  3. Build up the college fund. With just one kid it’ll be easier for me to top up the account with some of these extra dollars, but putting it in his account in advance gives my family the benefit of accrued interest.
  4. Throw a massive — and I mean massive — par-tay for everyone I know and love in a destination location and with me footing the bill for hotels and travel and all that. Sort of like a wedding party, but I pay for it and we don’t have to say “I do” again.
  5. Donate. Find a few causes that you truly care about. Do the research about their credibility and give, give, give.

Those who are good at math might realize something here…I’ve probably overspent the $300K. Especially after the government takes the taxes out. Still, it’s fun to imagine isn’t it? Do you have a different top five? I’d love to hear other suggestions.

Top 5 Ways to Spend a $300K birthday present.

birthday winning

Photo credit: BradPerkins via Foter.com / CC BY-NC-ND

It’s been a family tradition for years for family members to send Ervin Smolinksi scratch-off lottery tickets and chocolate for his birthday. This year it paid off.

The 94-year-old man made the news when he won $300,000 in the Michigan Lottery. His daughter-in-law bought the winning ticket as a gift for the World War II veteran.

“I’ve seen a whole lot in my life, and I don’t get worked up easily. I think my son-in-law was more worked up that I was,” Smolinksi told the news.

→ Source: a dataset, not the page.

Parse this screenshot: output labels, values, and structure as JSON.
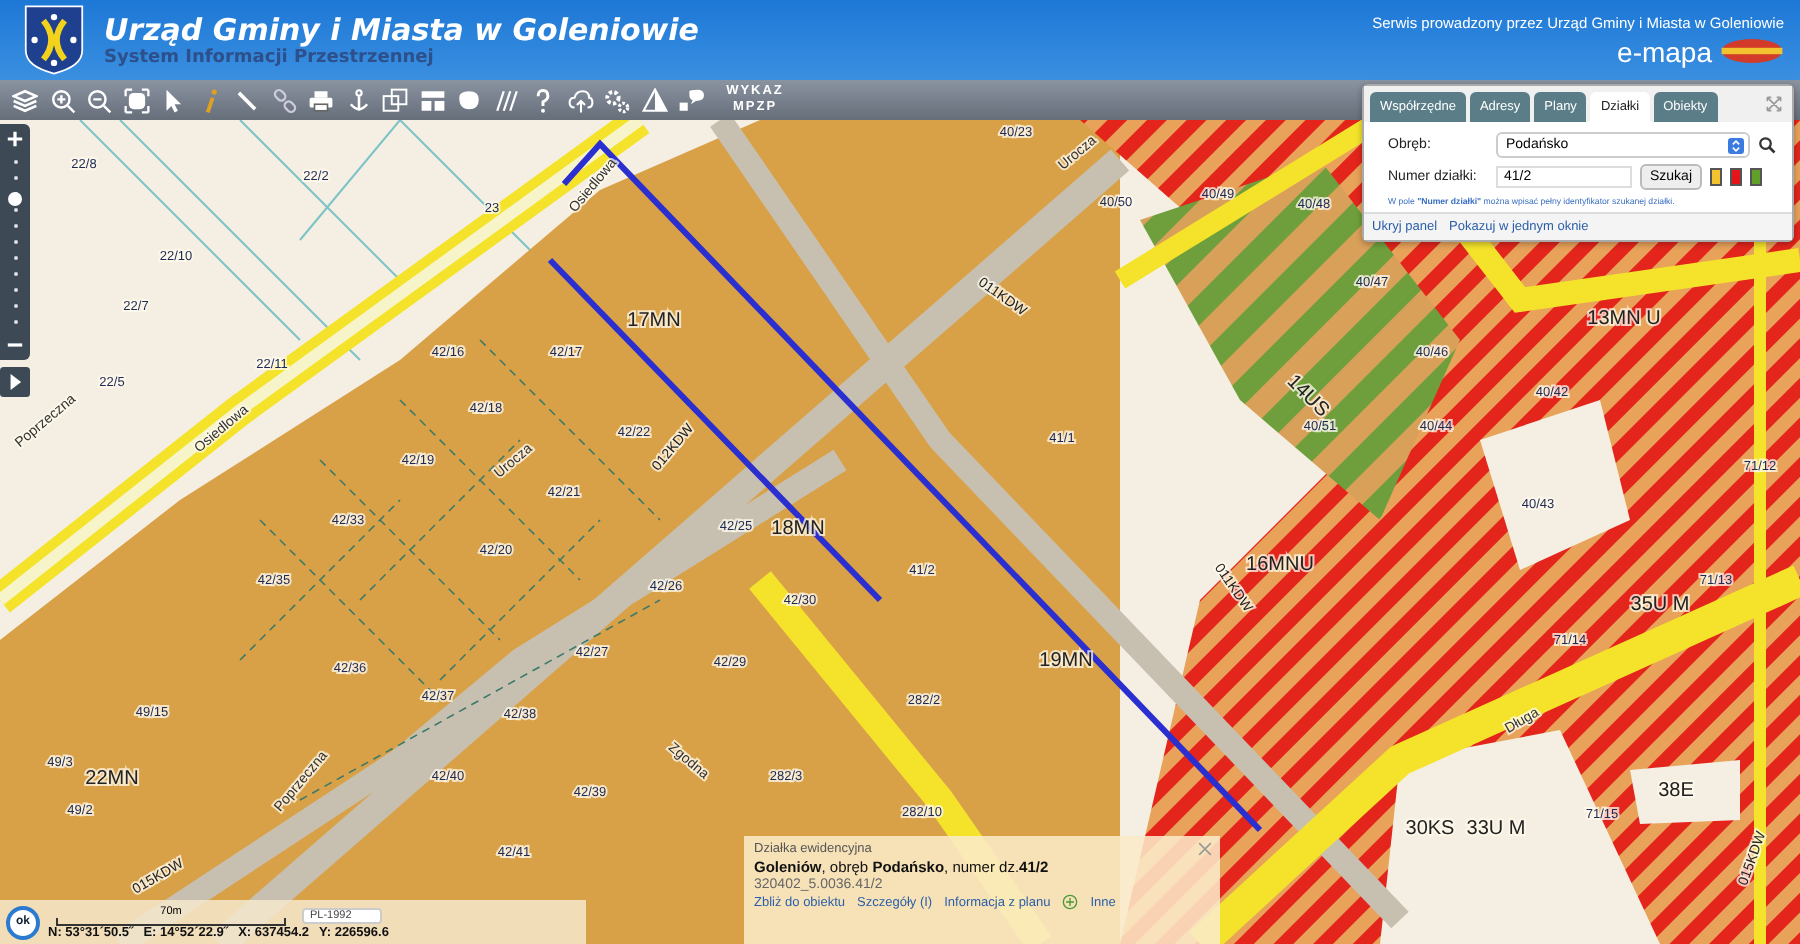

The win got me thinking though, as I probably too often do, what I would do if I won the lottery. Considering I don’t often play the lottery, it’s really a ridiculous game to play in my head. Yet, I enjoy the mental game. So, because this blog is often about giving, let me give you my top 5 ways to spend lottery winnings:

  1. Travel the world. Truly. Buy a tour package that has a travel agent set it up for you to get to every continent and live it up in luxurious hotels along the way.
  2. Pay off (or if you’re renting now buy with cash) house. Think of the joy of having a home that’s all equity. Come time to sell it, or pass it on, you’re sitting on value.
  3. Build up the college fund. With just one kid it’ll be easier for me to top up the account with some of these extra dollars, but putting it in his account in advance gives my family the benefit of accrued interest.
  4. Throw a massive — and I mean massive — par-tay for everyone I know and love in a destination location and with me footing the bill for hotels and travel and all that. Sort of like a wedding party, but I pay for it and we don’t have to say “I do” again.
  5. Donate. Find a few causes that you truly care about. Do the research about their credibility and give, give, give.

Those who are good at math might realize something here…I’ve probably overspent the $300K. Especially after the government takes the taxes out. Still, it’s fun to imagine isn’t it? Do you have a different top five? I’d love to hear other suggestions.